:: PROMPT ::
Search the data below for the word "avatar" and copy each line that holds it.
*** DATA FOR THIS EXERCISE Section Begins ***
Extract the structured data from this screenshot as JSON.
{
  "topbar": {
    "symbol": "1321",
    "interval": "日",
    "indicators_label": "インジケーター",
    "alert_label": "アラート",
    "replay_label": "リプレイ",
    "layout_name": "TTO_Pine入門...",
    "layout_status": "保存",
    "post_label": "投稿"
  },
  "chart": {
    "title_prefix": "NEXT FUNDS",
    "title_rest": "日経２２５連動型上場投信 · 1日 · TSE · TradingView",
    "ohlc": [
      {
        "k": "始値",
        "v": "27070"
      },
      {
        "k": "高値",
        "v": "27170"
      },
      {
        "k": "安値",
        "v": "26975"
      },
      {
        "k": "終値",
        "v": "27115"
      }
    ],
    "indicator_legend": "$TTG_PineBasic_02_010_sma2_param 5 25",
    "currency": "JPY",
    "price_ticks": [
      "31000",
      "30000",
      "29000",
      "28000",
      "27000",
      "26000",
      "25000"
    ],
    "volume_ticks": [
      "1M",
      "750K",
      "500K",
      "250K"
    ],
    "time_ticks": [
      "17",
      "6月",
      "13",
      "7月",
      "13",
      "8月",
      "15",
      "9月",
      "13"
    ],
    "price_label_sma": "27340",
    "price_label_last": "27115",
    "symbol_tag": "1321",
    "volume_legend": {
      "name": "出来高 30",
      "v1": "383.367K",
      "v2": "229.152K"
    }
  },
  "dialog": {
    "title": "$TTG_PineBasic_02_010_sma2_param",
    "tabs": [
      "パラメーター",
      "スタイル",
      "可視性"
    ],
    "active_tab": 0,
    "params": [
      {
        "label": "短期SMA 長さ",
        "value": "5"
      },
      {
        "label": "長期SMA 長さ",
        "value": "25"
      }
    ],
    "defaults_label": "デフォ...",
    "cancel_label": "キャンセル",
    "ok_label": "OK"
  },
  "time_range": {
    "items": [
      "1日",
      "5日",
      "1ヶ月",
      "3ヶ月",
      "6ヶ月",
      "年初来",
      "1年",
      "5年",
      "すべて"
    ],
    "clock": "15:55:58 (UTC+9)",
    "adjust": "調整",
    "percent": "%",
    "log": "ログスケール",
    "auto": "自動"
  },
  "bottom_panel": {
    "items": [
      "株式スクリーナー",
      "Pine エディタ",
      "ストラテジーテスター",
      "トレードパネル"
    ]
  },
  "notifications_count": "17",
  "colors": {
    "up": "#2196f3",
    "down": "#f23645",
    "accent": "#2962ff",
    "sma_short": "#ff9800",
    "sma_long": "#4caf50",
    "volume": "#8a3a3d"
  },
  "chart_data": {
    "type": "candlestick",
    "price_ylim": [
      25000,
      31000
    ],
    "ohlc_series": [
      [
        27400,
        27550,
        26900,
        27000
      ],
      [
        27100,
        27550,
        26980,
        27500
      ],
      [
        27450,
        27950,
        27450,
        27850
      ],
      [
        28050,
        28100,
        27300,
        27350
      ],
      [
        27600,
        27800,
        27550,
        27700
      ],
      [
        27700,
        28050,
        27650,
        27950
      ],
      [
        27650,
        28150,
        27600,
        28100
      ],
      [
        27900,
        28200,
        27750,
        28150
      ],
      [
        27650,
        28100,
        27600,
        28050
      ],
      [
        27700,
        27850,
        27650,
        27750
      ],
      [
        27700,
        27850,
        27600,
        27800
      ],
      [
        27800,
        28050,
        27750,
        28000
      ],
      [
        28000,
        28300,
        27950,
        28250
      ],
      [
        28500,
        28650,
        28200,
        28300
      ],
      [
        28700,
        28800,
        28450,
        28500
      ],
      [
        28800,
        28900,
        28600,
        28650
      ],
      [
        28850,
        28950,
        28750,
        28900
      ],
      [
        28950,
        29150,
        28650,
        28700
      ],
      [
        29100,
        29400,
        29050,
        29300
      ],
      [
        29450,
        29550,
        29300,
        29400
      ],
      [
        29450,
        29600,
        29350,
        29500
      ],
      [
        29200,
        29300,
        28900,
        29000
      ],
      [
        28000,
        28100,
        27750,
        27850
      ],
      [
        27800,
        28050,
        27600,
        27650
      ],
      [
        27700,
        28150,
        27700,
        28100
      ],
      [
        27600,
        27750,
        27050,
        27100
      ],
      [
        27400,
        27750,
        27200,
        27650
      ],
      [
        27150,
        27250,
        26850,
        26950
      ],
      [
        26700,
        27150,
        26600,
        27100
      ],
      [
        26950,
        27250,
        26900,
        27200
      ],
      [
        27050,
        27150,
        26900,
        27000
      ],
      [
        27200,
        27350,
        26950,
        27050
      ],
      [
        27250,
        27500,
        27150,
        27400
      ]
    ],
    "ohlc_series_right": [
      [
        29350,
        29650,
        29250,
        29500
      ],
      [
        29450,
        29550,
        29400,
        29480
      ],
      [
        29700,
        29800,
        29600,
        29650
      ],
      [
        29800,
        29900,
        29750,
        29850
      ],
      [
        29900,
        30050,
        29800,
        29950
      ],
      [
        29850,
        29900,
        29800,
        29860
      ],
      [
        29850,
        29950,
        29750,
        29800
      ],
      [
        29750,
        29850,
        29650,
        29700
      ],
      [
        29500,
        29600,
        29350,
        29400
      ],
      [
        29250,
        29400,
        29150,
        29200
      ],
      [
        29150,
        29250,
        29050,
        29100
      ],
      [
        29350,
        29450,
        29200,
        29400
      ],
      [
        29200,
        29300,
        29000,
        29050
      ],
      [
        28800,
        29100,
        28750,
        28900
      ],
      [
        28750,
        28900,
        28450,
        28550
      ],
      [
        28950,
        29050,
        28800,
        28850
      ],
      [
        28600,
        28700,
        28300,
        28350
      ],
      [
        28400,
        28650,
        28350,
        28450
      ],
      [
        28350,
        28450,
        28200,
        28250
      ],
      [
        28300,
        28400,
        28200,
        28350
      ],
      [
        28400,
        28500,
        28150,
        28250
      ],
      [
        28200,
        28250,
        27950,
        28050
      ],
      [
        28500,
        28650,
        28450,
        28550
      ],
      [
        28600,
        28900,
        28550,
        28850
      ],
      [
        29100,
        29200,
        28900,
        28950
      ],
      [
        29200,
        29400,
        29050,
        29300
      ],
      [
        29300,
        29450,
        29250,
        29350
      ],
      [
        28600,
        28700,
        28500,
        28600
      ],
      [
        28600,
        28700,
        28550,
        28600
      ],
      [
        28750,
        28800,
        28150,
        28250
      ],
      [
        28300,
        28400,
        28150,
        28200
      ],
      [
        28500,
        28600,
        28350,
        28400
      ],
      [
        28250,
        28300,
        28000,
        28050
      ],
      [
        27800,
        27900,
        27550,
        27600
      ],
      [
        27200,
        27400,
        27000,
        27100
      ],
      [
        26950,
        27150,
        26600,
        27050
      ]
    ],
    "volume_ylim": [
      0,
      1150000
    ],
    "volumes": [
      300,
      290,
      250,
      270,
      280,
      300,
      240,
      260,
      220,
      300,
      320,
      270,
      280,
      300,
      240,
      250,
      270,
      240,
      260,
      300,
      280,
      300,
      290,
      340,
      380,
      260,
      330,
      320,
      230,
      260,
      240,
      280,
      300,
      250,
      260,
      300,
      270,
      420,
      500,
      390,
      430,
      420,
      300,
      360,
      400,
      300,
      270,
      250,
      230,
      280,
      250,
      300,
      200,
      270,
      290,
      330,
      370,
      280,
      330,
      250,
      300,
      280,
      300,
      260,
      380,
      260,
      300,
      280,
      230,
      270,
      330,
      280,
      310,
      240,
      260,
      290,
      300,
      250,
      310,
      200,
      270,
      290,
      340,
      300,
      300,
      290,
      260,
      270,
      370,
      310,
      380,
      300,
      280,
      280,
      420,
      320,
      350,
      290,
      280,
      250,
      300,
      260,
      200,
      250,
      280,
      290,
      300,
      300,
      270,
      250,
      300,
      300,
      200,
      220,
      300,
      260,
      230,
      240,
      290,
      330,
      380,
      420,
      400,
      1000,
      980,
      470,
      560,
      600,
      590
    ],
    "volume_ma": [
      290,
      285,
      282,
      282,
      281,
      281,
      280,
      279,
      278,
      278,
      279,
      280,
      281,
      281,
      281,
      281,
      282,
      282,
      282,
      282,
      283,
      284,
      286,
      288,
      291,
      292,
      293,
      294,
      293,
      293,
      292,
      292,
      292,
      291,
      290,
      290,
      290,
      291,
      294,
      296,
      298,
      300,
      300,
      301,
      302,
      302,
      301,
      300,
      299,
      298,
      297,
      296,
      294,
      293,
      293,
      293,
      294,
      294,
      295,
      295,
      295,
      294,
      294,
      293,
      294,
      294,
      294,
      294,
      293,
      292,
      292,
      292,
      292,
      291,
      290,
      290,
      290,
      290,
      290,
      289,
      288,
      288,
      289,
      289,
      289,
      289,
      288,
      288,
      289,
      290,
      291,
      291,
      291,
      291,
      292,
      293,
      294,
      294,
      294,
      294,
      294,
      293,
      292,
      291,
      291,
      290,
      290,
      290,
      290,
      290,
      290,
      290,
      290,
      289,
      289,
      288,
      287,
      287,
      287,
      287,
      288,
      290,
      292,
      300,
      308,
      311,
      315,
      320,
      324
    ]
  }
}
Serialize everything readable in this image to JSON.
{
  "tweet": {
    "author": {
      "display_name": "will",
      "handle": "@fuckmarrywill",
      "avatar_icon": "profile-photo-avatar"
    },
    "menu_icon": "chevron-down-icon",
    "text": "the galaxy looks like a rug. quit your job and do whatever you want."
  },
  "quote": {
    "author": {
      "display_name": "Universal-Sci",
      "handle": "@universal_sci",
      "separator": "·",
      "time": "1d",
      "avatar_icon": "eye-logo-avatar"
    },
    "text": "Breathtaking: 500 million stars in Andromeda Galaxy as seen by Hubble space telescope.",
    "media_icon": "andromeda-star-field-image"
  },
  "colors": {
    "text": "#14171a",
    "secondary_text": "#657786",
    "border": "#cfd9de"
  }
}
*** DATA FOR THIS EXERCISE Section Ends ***
:: RESPONSE TO THE EXERCISE ::
      "avatar_icon": "profile-photo-avatar"
      "avatar_icon": "eye-logo-avatar"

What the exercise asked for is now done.